Figure Skating which has a bit of both sport and theatrics within its framework seems to me to clash between the diverse forms of entertainment. Most fans are enamored with the performance of the sport and do not wish to separate the two parts. Those fans have found new and interesting music in their lives and want to watch skaters perform to it especially on television. Other, who travel to FS venues, enjoy the 'show' and the commeraderie of the spectators.
The two types of fans love the fact that there is a 'show' in the SP as well as in the LP, and are adament about not changing that. They use the old format of School Figures in a PC named Skating Skills. Skating Skills are definitely a technical term which were separated in the origins of Figure Skating. Then it was called School Figures, and was kept separate from the Presentation.
The times! they were achanging!
Figure Skating became popular in the US and Europe because of Sonia Henie movies - not because of Sport but because of the glamor of it all.
Since big bucks are involved in skating, I do not see any chance for a Technical sport. That SP is one big joke and money maker, imo.
11-13-2010, 02:05 PM
Thanks for the link!
Originally Posted by Mathman
Interesting that Jan Hoffmann did participate in 4 Olympics
and as he retired as the reigning Olympic silver medalist and World champion in 1980, he still was only 24 years old...
11-13-2010, 03:09 PM
^ Wow, I didn't know that Jan Hoffmann competed at the 1968 Olympics at age TWELVE!
Great post, and a very interesting perspective. So maybe the right way to look at CoP scoring is something like this. There are three aspects to consider.
Originally Posted by Joeesitz
(1) Technique. This is the blade-on-ice part. Formerly figures, now incorporated into Skating Skills and Transitions.
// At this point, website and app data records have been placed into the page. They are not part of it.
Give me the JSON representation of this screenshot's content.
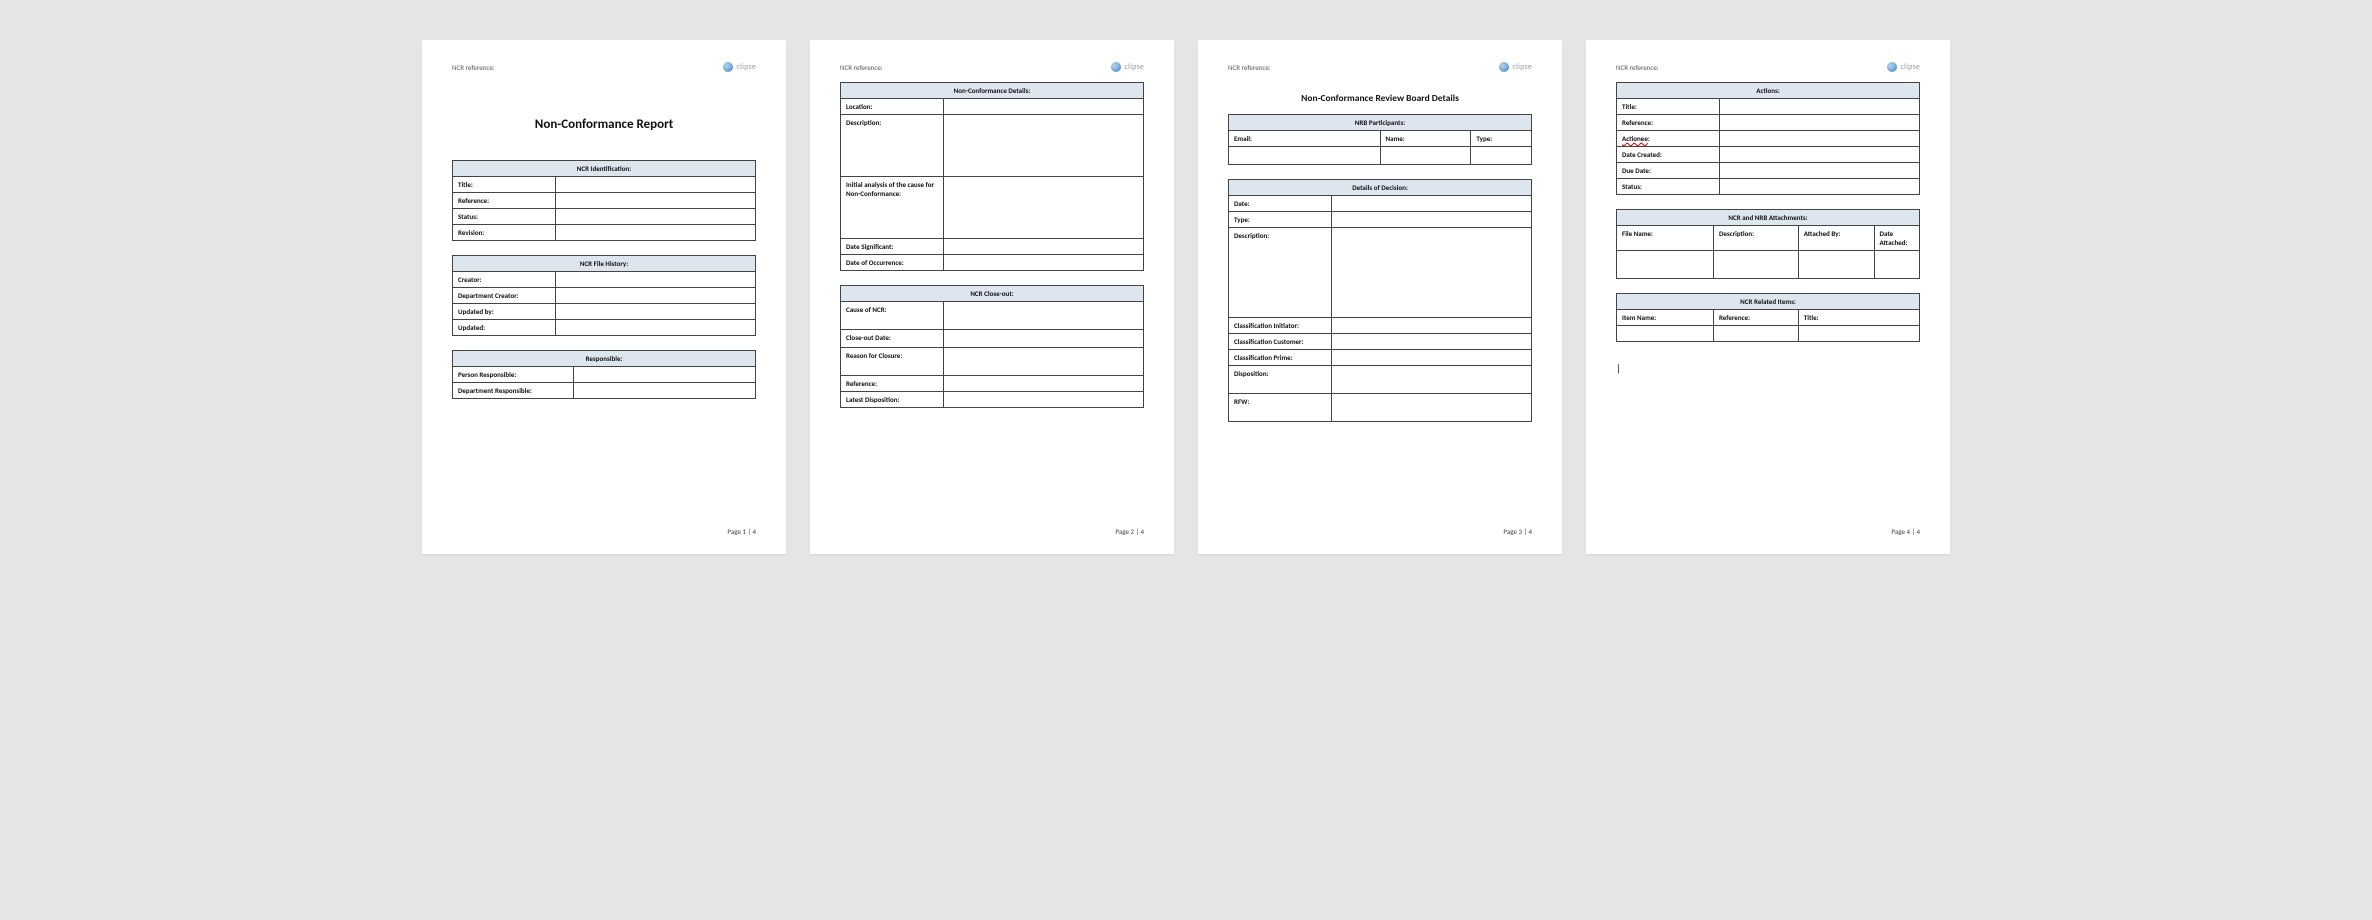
{
  "header": {
    "ref_label": "NCR reference:",
    "logo_text": "clipse"
  },
  "page1": {
    "title": "Non-Conformance Report",
    "ncr_id": {
      "section": "NCR Identification:",
      "rows": [
        "Title:",
        "Reference:",
        "Status:",
        "Revision:"
      ]
    },
    "file_history": {
      "section": "NCR File History:",
      "rows": [
        "Creator:",
        "Department Creator:",
        "Updated by:",
        "Updated:"
      ]
    },
    "responsible": {
      "section": "Responsible:",
      "rows": [
        "Person Responsible:",
        "Department Responsible:"
      ]
    },
    "footer": "Page 1 | 4"
  },
  "page2": {
    "details": {
      "section": "Non-Conformance Details:",
      "rows": [
        "Location:",
        "Description:",
        "Initial analysis of the cause for Non-Conformance:",
        "Date Significant:",
        "Date of Occurrence:"
      ]
    },
    "closeout": {
      "section": "NCR Close-out:",
      "rows": [
        "Cause of NCR:",
        "Close-out Date:",
        "Reason for Closure:",
        "Reference:",
        "Latest Disposition:"
      ]
    },
    "footer": "Page 2 | 4"
  },
  "page3": {
    "title": "Non-Conformance Review Board Details",
    "participants": {
      "section": "NRB Participants:",
      "cols": [
        "Email:",
        "Name:",
        "Type:"
      ]
    },
    "decision": {
      "section": "Details of Decision:",
      "rows": [
        "Date:",
        "Type:",
        "Description:",
        "Classification Initiator:",
        "Classification Customer:",
        "Classification Prime:",
        "Disposition:",
        "RFW:"
      ]
    },
    "footer": "Page 3 | 4"
  },
  "page4": {
    "actions": {
      "section": "Actions:",
      "rows": [
        "Title:",
        "Reference:",
        "Actionee",
        "Date Created:",
        "Due Date:",
        "Status:"
      ],
      "squiggle_suffix": ":"
    },
    "attachments": {
      "section": "NCR and NRB Attachments:",
      "cols": [
        "File Name:",
        "Description:",
        "Attached By:",
        "Date Attached:"
      ]
    },
    "related": {
      "section": "NCR Related Items:",
      "cols": [
        "Item Name:",
        "Reference:",
        "Title:"
      ]
    },
    "cursor": "|",
    "footer": "Page 4 | 4"
  }
}
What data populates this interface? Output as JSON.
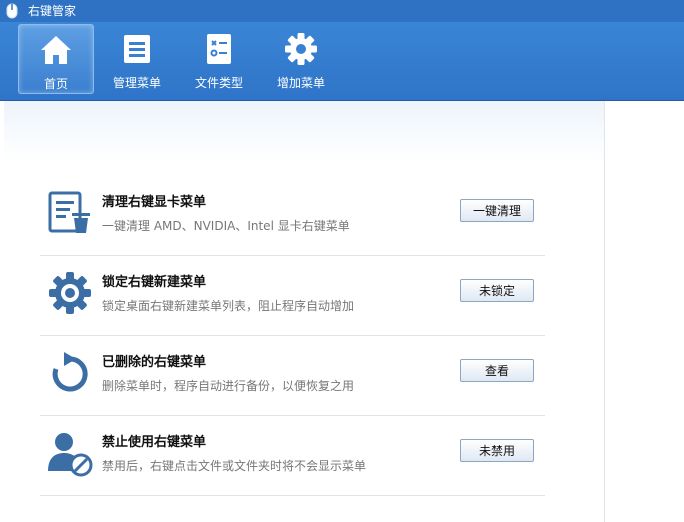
{
  "window": {
    "title": "右键管家"
  },
  "toolbar": {
    "tabs": [
      {
        "label": "首页",
        "icon": "home-icon",
        "active": true
      },
      {
        "label": "管理菜单",
        "icon": "list-icon",
        "active": false
      },
      {
        "label": "文件类型",
        "icon": "file-type-icon",
        "active": false
      },
      {
        "label": "增加菜单",
        "icon": "gear-icon",
        "active": false
      }
    ]
  },
  "items": [
    {
      "title": "清理右键显卡菜单",
      "desc": "一键清理 AMD、NVIDIA、Intel 显卡右键菜单",
      "button": "一键清理",
      "icon": "clean-menu-icon"
    },
    {
      "title": "锁定右键新建菜单",
      "desc": "锁定桌面右键新建菜单列表，阻止程序自动增加",
      "button": "未锁定",
      "icon": "gear-lock-icon"
    },
    {
      "title": "已删除的右键菜单",
      "desc": "删除菜单时，程序自动进行备份，以便恢复之用",
      "button": "查看",
      "icon": "restore-icon"
    },
    {
      "title": "禁止使用右键菜单",
      "desc": "禁用后，右键点击文件或文件夹时将不会显示菜单",
      "button": "未禁用",
      "icon": "user-block-icon"
    }
  ],
  "colors": {
    "accent": "#2f72c4",
    "icon": "#3b6ea5"
  }
}
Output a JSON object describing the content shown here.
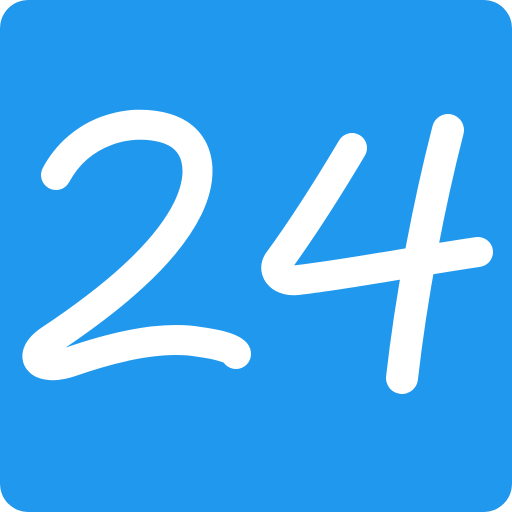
{
  "logo": {
    "text": "24",
    "background_color": "#2098ED",
    "foreground_color": "#FFFFFF"
  }
}
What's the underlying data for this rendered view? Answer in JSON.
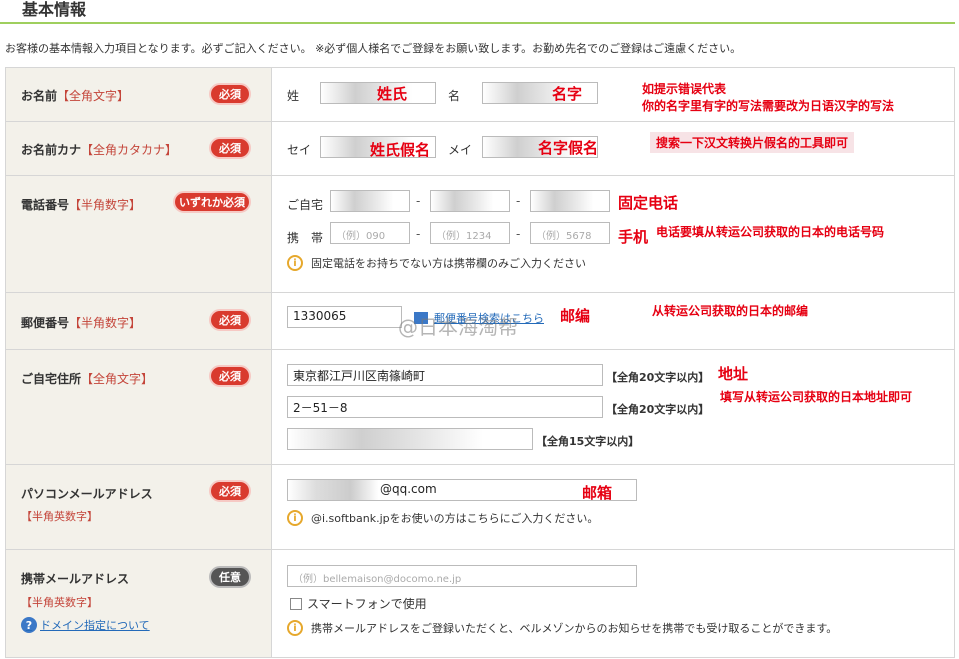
{
  "header": {
    "title": "基本情報",
    "intro": "お客様の基本情報入力項目となります。必ずご記入ください。 ※必ず個人様名でご登録をお願い致します。お勤め先名でのご登録はご遠慮ください。"
  },
  "badges": {
    "required": "必須",
    "either": "いずれか必須",
    "optional": "任意"
  },
  "name_row": {
    "label": "お名前",
    "sub": "【全角文字】",
    "sei_label": "姓",
    "mei_label": "名",
    "sei_value": "",
    "mei_value": "",
    "ann_sei": "姓氏",
    "ann_mei": "名字",
    "ann_note_1": "如提示错误代表",
    "ann_note_2": "你的名字里有字的写法需要改为日语汉字的写法"
  },
  "kana_row": {
    "label": "お名前カナ",
    "sub": "【全角カタカナ】",
    "sei_label": "セイ",
    "mei_label": "メイ",
    "sei_value": "",
    "mei_value": "",
    "ann_sei": "姓氏假名",
    "ann_mei": "名字假名",
    "ann_note": "搜索一下汉文转换片假名的工具即可"
  },
  "phone_row": {
    "label": "電話番号",
    "sub": "【半角数字】",
    "home_label": "ご自宅",
    "mobile_label": "携　帯",
    "dash": "-",
    "mobile_ph_1": "（例）090",
    "mobile_ph_2": "（例）1234",
    "mobile_ph_3": "（例）5678",
    "note": "固定電話をお持ちでない方は携帯欄のみご入力ください",
    "ann_home": "固定电话",
    "ann_mobile": "手机",
    "ann_note": "电话要填从转运公司获取的日本的电话号码"
  },
  "zip_row": {
    "label": "郵便番号",
    "sub": "【半角数字】",
    "value": "1330065",
    "lookup": "郵便番号検索はこちら",
    "watermark": "@日本海淘帮",
    "ann": "邮编",
    "ann_note": "从转运公司获取的日本的邮编"
  },
  "address_row": {
    "label": "ご自宅住所",
    "sub": "【全角文字】",
    "line1": "東京都江戸川区南篠崎町",
    "line2": "2－51－8",
    "line3": "",
    "limit20": "【全角20文字以内】",
    "limit15": "【全角15文字以内】",
    "ann": "地址",
    "ann_note": "填写从转运公司获取的日本地址即可"
  },
  "pc_mail_row": {
    "label": "パソコンメールアドレス",
    "sub": "【半角英数字】",
    "value": "@qq.com",
    "note": "@i.softbank.jpをお使いの方はこちらにご入力ください。",
    "ann": "邮箱"
  },
  "mobile_mail_row": {
    "label": "携帯メールアドレス",
    "sub": "【半角英数字】",
    "placeholder": "（例）bellemaison@docomo.ne.jp",
    "smartphone": "スマートフォンで使用",
    "help": "ドメイン指定について",
    "note": "携帯メールアドレスをご登録いただくと、ベルメゾンからのお知らせを携帯でも受け取ることができます。"
  },
  "colors": {
    "accent_green": "#9fcf5e",
    "badge_red": "#d93a2e",
    "annotation_red": "#e60012",
    "label_bg": "#f3f1ea"
  },
  "icons": {
    "info": "info-icon",
    "help": "question-icon",
    "zip": "zip-lookup-icon"
  }
}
Counts for 20% of the total score.
(2) Circus tricks (jumps, etc.) This aspect gradually became more and more important until, under 6.0, it was practically everything. The CoP, in its advertised quest for a balanced program, reduced the value of highlight elements to 50% of the total.
(3) Pageantry. Costumes, music, choreography and the like. Now counts for 30& of the score under the headings Performance/Execution, Choreography/Composition, and Interpretation.
So it might make sense to have three separate components to a competition. A technical part, a jumping part, and a performance part.